Christopher Warren-Green, an Englishman who not only has conducted private performances for the Royal family but directed the music at both Prince Charles’s and Prince William’s weddings, is captivating to watch. His British reserve is punctuated by moments where he seems to viscerally grab the music from the players, his entire body, from his fists to his crown of white hair, shaking from the effort.
It’s not as though he’s fighting his players–more that he is rapturing them into an enlightenment only he can see.
In the final movement, the strains of “Ode to Joy” tip-toe out of the cello and double bass strings, and eventually the melody explodes from the full orchestra. At that moment, Warren-Green stopped conducting, his arms spread wide, his baton pointed down as the music washing over him. He stayed like that for several measures before prodding the next cue.
If you read about the Ninth Symphony, you’ll learn how Beethoven wrote it in his final years. It is his life’s summation. When the piece was first performed, Beethoven had grown so deaf that when it was over he wasn’t aware the audience had leapt to its feet in thunderous applause. The groundbreaking Ninth was the first symphony to introduce a chorus singing with the instrumentalists.
And in that final movement, which begins with the anxiety of a horse on the verge of bolting, the sorrowful and somber chords are interrupted by a tenor, who firmly insists
Oh, friends! Not these sounds.
Let us instead strike up more pleasing
and more joyful ones.
My tired daughter sat up once more as hundreds of voices pealed down from their risers, their German enunciation crisp and bright. And though she didn’t understand the words they sang, she sensed–along with the rest of us–that something extraordinary was happening. In its final minute, the music lingers, taking one more chance to relish in the beauty of the moment before it takes off in a race to the final note.
And then it was over, and the audience leapt to its feet, and Julia was clapping big, wide claps, and the applause lasted through three curtain calls.

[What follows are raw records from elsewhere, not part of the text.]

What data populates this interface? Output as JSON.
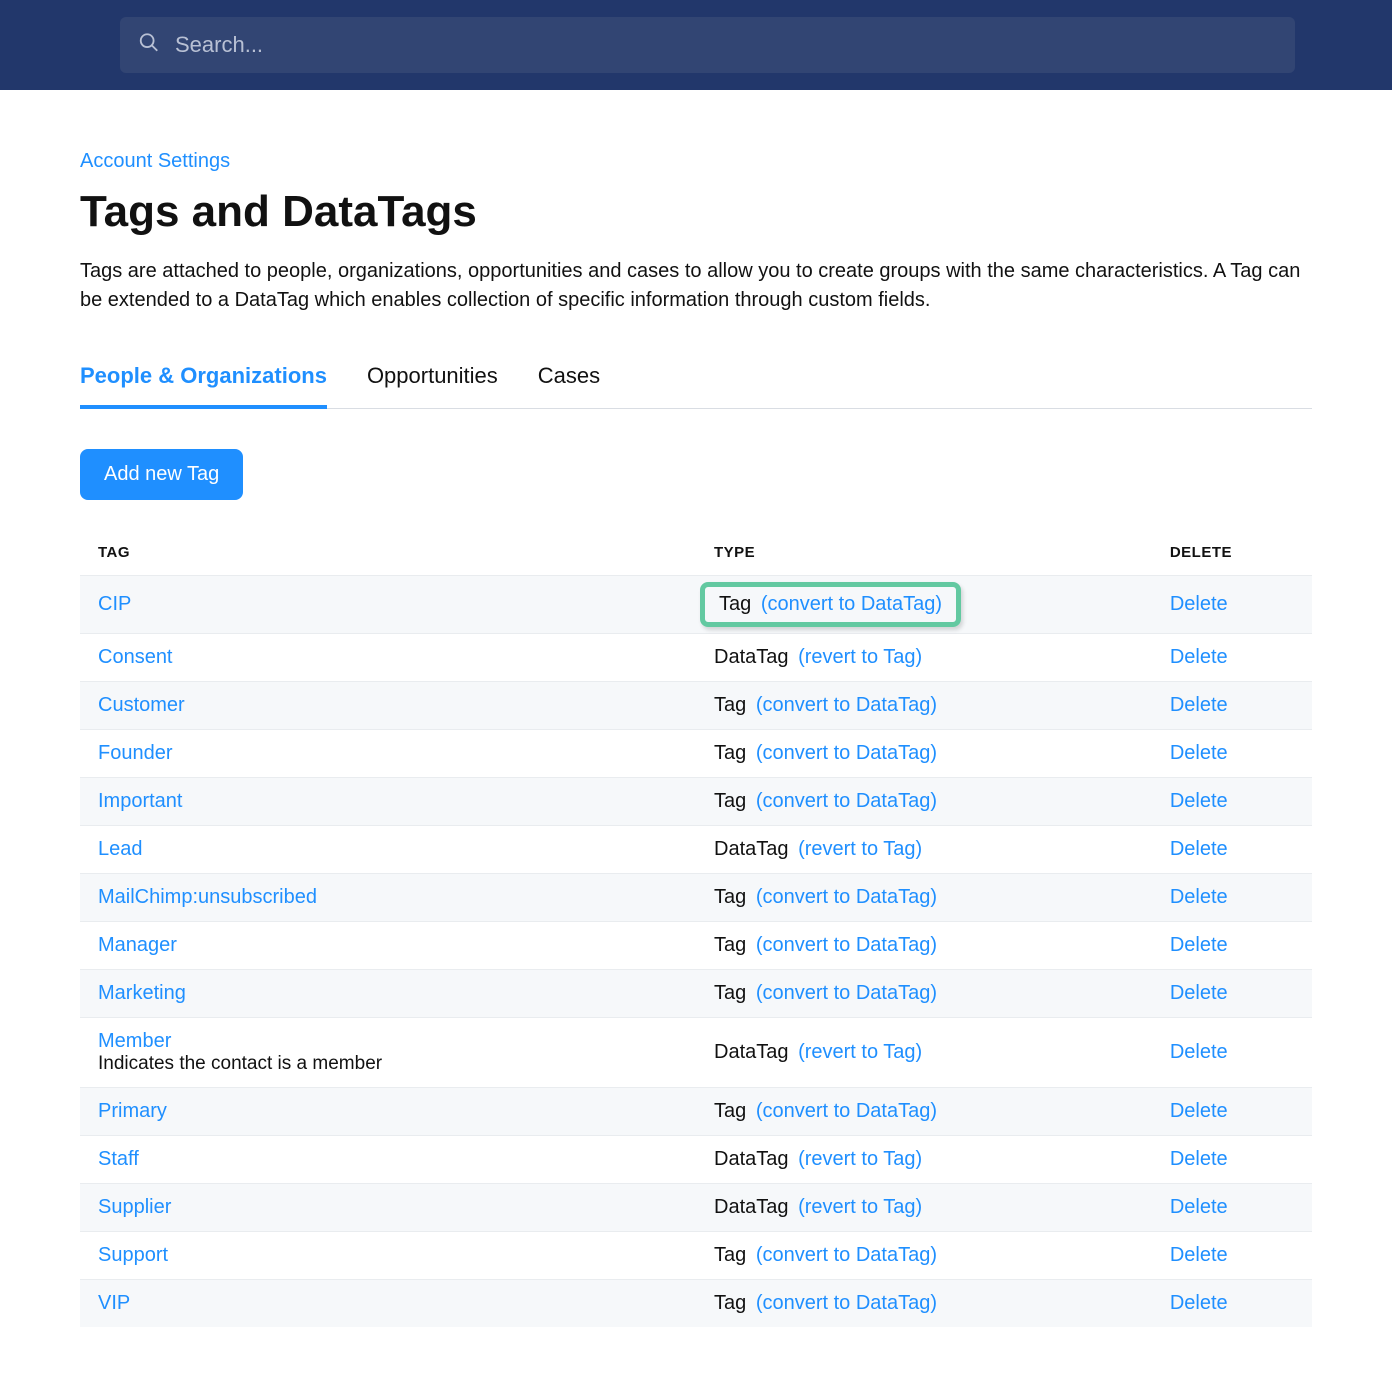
{
  "search": {
    "placeholder": "Search..."
  },
  "breadcrumb": "Account Settings",
  "title": "Tags and DataTags",
  "description": "Tags are attached to people, organizations, opportunities and cases to allow you to create groups with the same characteristics. A Tag can be extended to a DataTag which enables collection of specific information through custom fields.",
  "tabs": {
    "people": "People & Organizations",
    "opportunities": "Opportunities",
    "cases": "Cases"
  },
  "add_button": "Add new Tag",
  "columns": {
    "tag": "TAG",
    "type": "TYPE",
    "delete": "DELETE"
  },
  "delete_label": "Delete",
  "actions": {
    "convert": "(convert to DataTag)",
    "revert": "(revert to Tag)"
  },
  "type_labels": {
    "tag": "Tag",
    "datatag": "DataTag"
  },
  "rows": [
    {
      "name": "CIP",
      "type": "tag",
      "highlight": true
    },
    {
      "name": "Consent",
      "type": "datatag"
    },
    {
      "name": "Customer",
      "type": "tag"
    },
    {
      "name": "Founder",
      "type": "tag"
    },
    {
      "name": "Important",
      "type": "tag"
    },
    {
      "name": "Lead",
      "type": "datatag"
    },
    {
      "name": "MailChimp:unsubscribed",
      "type": "tag"
    },
    {
      "name": "Manager",
      "type": "tag"
    },
    {
      "name": "Marketing",
      "type": "tag"
    },
    {
      "name": "Member",
      "type": "datatag",
      "desc": "Indicates the contact is a member"
    },
    {
      "name": "Primary",
      "type": "tag"
    },
    {
      "name": "Staff",
      "type": "datatag"
    },
    {
      "name": "Supplier",
      "type": "datatag"
    },
    {
      "name": "Support",
      "type": "tag"
    },
    {
      "name": "VIP",
      "type": "tag"
    }
  ]
}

When Christopher Warren-Green first came onstage, he introduced the evening’s performance by noting it had been a year since the civic unrest, riots, and demonstrations that followed the police shooting of Keith Lamont Scott.
I was in Vermont when that happened, traveling for work. I’d come back to the hotel for dinner, sitting at the lobby bar while all three of the televisions played images shot from helicopters circling the Queen City. It was emotionally difficult to see a sea of rioters along streets and landmarks that I knew well–and to witness it all from a hotel hundreds of miles away. I remember engaging in a conversation with two other men, out-of-towners, who preempted any discussion with a firm statement that the rioters were in the wrong. They’d had more drinks than I had, and it didn’t seem prudent to try to add nuance to what was unfolding before us on national television.
After two nights of violence, the Charlotte Symphony cancelled its planned performance and scheduled instead a “Performance for Peace” that would be broadcast live. By then, I’d driven back to Boston and was waiting in the airport for my flight back to Charlotte.
It was a moral call, Warren-Green said of the need to perform art in the wake of tragedy and unrest. I streamed the concert through my headphones, listening through the familiar and inspiring lineup: “Fanfare for the Common Man,” “Lincoln Portrait,” and “Amazing Grace.” By the end of the performance, I found myself homesick and quietly weeping among a crowd of strangers at Logan Airport.
One year to the day later, as Warren-Green took the stage to conduct Beethoven’s Ninth, he not only marked the anniversary of those difficult events, he noted how appropriate Beethoven’s final symphonic work was in these divisive times, when joy seems hard to come by.
No more sorrowful music, he said. Let us strike up more joyous sounds, sounds that accompany us on the longest journey: from the head to the heart.
Joy, beautiful spark of divinity,
daughter from Elysium,
we enter, burning with fervor,
heavenly being, your sanctuary!
Your magic brings together
what custom has sternly divided.
All men shall become brothers,
wherever your gentle wings hover.